1911 Encyclopædia Britannica/Farmer, Richard
FARMER, RICHARD (1735-1797), Shakespearian commentator, the son of a rich maltster, was born at Leicester on the 28th of August 1735. He was educated at the free grammar school of his native town, and at Emmanuel College, Cambridge. He graduated in 1757 a senior optime; three years later he proceeded M.A. and became classical tutor, and in 1775 master of his college, in succession to William Richardson, the biographer of the English bishops. In the latter year also he was appointed vice-chancellor, and three years afterwards chief librarian of the university.

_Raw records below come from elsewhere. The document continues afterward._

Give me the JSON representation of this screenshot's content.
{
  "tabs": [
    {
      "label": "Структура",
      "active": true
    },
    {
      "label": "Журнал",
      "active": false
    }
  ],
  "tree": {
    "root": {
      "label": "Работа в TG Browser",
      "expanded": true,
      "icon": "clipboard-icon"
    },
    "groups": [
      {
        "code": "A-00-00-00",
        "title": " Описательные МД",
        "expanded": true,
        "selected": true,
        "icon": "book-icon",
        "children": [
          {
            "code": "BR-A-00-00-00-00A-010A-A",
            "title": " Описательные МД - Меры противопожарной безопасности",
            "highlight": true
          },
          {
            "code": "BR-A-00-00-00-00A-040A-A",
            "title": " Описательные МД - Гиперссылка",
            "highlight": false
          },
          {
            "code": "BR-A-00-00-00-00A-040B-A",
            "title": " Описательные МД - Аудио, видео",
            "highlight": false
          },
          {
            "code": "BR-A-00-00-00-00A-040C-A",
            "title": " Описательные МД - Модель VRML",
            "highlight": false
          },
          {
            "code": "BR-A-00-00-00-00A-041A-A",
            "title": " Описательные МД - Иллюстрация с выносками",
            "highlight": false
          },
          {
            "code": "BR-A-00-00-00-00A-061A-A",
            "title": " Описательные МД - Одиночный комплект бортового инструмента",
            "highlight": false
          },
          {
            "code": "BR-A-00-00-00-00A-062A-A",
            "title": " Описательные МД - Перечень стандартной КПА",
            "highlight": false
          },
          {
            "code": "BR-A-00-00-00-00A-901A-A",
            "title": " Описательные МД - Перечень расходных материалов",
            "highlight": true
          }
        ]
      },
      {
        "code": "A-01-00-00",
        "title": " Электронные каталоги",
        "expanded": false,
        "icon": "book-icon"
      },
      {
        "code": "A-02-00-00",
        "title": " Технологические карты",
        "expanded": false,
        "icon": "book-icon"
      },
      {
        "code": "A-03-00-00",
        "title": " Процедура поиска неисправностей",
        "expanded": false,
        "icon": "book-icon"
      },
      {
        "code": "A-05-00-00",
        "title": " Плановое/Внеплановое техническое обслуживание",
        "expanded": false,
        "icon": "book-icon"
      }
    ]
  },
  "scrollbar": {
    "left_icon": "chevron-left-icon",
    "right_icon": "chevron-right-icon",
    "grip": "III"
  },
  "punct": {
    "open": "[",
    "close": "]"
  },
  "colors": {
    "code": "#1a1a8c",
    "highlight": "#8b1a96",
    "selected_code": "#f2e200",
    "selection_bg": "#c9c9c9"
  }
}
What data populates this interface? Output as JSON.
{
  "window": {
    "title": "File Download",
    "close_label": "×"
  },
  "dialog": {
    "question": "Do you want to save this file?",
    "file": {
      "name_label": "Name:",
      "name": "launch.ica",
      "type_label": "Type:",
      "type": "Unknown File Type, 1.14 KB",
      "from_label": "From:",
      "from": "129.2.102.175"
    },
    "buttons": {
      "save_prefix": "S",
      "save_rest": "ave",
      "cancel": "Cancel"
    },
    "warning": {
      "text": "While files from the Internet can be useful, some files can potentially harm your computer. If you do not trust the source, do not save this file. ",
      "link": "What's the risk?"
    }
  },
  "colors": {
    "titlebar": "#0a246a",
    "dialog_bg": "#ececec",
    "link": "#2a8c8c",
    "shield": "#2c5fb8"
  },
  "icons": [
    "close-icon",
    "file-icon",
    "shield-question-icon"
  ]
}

In 1780 he was appointed to a prebendal stall in Lichfield, and two years later to one at Canterbury; but the second office he exchanged in 1788 for that of a canon residentiary of St Paul’s. Cambridge, where he usually resided, was indebted to him for improvements in lighting, paving and watching; but perhaps London and the nation have less reason to be grateful for his zealous advocacy of the custom of erecting monuments to departed worthies in St Paul’s. In 1765 he issued a prospectus for a history of the town of Leicester; but this work, based on materials collected by Thomas Staveley, he never even began; it was carried out by the learned printer John Nichols. In 1766 he published his famous Essay on the Learning of Shakespeare, in which he proved that the poet’s acquaintance with ancient and modern Continental literature was exclusively derived from translations, of which he copied even the blunders. “Shakespeare,” he said, “wanted not the stilts of language to raise him above all other men.” “He came out of nature’s hand, like Pallas out of Jove’s head, at full growth and mature.” “One might,” he said—by way of ridiculing the Shakespearian criticism of the day—“with equal wisdom, study the Talmud for an exposition of Tristram Shandy.” The essay fully justifies the author’s description of himself in the preface to the second edition: “I may consider myself as the pioneer of the commentators; I have removed a deal of learned rubbish, and pointed out to them Shakespeare’s track in the very pleasant paths of nature.” Farmer died at Cambridge on the 8th of September 1797. He was, it appears, twice offered a bishopric by Pitt, but declined the preferment. Farmer was immensely popular in his own college, and loved, it was said, above all other things, old port, old clothes and old books.